Marsh itself has not faced any criminal sanctions over the scandal, and in January 2005 paid $850 million restitution for policyholders to end regulators' bid-rigging and fraud probes.

In opening arguments last week, Assistant Attorney General Nina Sas called Mr. Gilman "the architect and driving force behind the price-fixing, bid-rigging and customer allocation scheme that overran the excess casualty insurance industry from 1998 to 2004."

Mr. McNenney, meanwhile, was one of Mr. Gilman's "proteges," and "the enforcer of Mr. Gilman's scheme," she said, making sure that Mr. Gilman's "philosophy of controlling the insurance carriers was carried out and implemented on a daily basis," Ms. Sas said.

Together, they--along with other co-defendants and accomplices--"pushed Marsh Global Broking Excess Casualty insurance brokers to defraud and cheat their clients," she said.

Lawyers for the defendants--Robert Cleary of Proskauer Rose L.L.P and Stephen Neal of Cooley Godward Kronish L.L.P.--meanwhile, argued in their opening statements that it was largely AIG's dominance of the excess casualty market and use of its leverage to raise prices and restrict coverage that presented a challenge to Marsh and its brokers. Messrs. Gilman and McNenney consistently were forced to battle AIG aggressively to act in favor of clients, the lawyers said.

"The mission at Marsh and for Bill Gilman in particular was to pry loose the vice-like grip AIG had over the market in an effort to get the best possible coverage," said Mr. Cleary, attorney for Mr. Gilman. Over the years, Mr. Gilman had to adopt "a bare knuckles, in your face approach to pushing around AIG and other insurance companies."

"The prosecutors have a heavy burden trying to prove Ed McNenney guilty beyond a reasonable doubt," said Mr. McNenney's attorney, Mr. Neal. "They cannot meet that burden."

An AIG spokesman declined to comment. AIG in February 2006 agreed to pay $1.64 billion to settle bid-rigging and other charges.

The prosecution said it will call as witness many corporate risk managers and others--from Cisco, IBM, Fortune Brands, Vivendi and other companies--who will testify that "they would never have purchased their excess casualty insurance through Marsh had they known" Marsh was seeking losing quotes "and tricking them into believing there had been a competitive bidding process."
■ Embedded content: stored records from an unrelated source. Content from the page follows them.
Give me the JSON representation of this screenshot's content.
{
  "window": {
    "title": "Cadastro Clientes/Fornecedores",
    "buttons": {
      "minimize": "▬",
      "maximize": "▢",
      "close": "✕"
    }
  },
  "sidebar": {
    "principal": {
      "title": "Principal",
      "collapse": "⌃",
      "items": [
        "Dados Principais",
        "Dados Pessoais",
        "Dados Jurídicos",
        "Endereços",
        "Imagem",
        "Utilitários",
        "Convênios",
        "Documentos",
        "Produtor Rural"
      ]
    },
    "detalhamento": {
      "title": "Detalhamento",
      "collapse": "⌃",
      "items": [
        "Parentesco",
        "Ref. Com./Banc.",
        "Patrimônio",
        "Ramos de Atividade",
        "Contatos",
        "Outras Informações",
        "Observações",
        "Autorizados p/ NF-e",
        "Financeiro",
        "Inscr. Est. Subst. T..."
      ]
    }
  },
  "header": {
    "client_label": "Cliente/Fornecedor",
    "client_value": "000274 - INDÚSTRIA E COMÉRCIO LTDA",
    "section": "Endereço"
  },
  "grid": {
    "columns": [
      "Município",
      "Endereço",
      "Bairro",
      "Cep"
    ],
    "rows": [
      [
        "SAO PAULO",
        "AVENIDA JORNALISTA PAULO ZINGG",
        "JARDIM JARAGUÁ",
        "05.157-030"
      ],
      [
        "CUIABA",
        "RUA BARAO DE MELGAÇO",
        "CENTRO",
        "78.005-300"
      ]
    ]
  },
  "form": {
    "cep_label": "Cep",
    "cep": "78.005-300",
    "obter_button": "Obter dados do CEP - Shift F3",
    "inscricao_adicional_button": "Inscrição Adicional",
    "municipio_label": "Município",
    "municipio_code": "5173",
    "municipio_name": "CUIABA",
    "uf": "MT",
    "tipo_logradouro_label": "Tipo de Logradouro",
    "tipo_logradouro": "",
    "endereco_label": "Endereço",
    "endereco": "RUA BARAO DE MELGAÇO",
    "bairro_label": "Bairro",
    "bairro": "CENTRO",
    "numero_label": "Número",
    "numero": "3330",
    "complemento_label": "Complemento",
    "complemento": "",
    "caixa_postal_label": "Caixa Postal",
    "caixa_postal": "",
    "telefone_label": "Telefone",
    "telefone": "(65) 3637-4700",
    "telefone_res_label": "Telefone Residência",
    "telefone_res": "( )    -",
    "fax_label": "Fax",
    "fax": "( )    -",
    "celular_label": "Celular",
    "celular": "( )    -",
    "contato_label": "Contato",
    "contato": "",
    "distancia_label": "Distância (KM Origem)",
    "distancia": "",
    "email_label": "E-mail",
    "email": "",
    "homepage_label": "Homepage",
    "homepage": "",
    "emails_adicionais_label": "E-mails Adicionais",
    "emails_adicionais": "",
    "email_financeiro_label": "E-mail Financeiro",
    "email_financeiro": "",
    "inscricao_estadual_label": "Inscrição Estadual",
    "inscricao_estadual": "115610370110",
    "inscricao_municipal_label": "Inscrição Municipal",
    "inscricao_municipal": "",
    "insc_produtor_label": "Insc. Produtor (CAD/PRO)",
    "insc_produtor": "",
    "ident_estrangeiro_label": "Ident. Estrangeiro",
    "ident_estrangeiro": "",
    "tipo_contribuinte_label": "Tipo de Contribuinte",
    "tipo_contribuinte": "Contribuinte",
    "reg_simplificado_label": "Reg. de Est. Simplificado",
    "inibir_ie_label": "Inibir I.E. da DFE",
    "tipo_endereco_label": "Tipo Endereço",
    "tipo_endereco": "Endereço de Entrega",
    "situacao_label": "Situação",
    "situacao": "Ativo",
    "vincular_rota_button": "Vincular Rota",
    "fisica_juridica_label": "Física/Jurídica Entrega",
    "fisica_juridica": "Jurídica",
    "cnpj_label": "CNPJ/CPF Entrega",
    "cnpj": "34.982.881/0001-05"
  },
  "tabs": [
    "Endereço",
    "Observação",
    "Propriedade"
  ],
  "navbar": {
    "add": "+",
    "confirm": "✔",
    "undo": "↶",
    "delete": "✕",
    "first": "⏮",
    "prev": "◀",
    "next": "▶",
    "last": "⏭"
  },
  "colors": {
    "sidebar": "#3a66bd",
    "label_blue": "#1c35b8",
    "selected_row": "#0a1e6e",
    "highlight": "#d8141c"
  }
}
Prosecutors also plan to call as witness former Marsh executives, many of whom have pleaded guilty to criminal charges in connection with regulators' fraud bid-rigging probe, and agreed to cooperate with the New York attorney general's office. Underwriters from several insurance carriers will also testify, the prosecution said.

Last week, Kathryn Winter, a former managing director and broker in the excess casualty global broking unit, was one of the first witnesses. In Feb. 2005, Ms. Winter pleaded guilty before Judge Yates to scheme to defraud in the first degree.

Jane Brooks, former director of risk management for E&J Gallo Winery in Modesto, Calif., was also called to the stand.

The trial continues this week.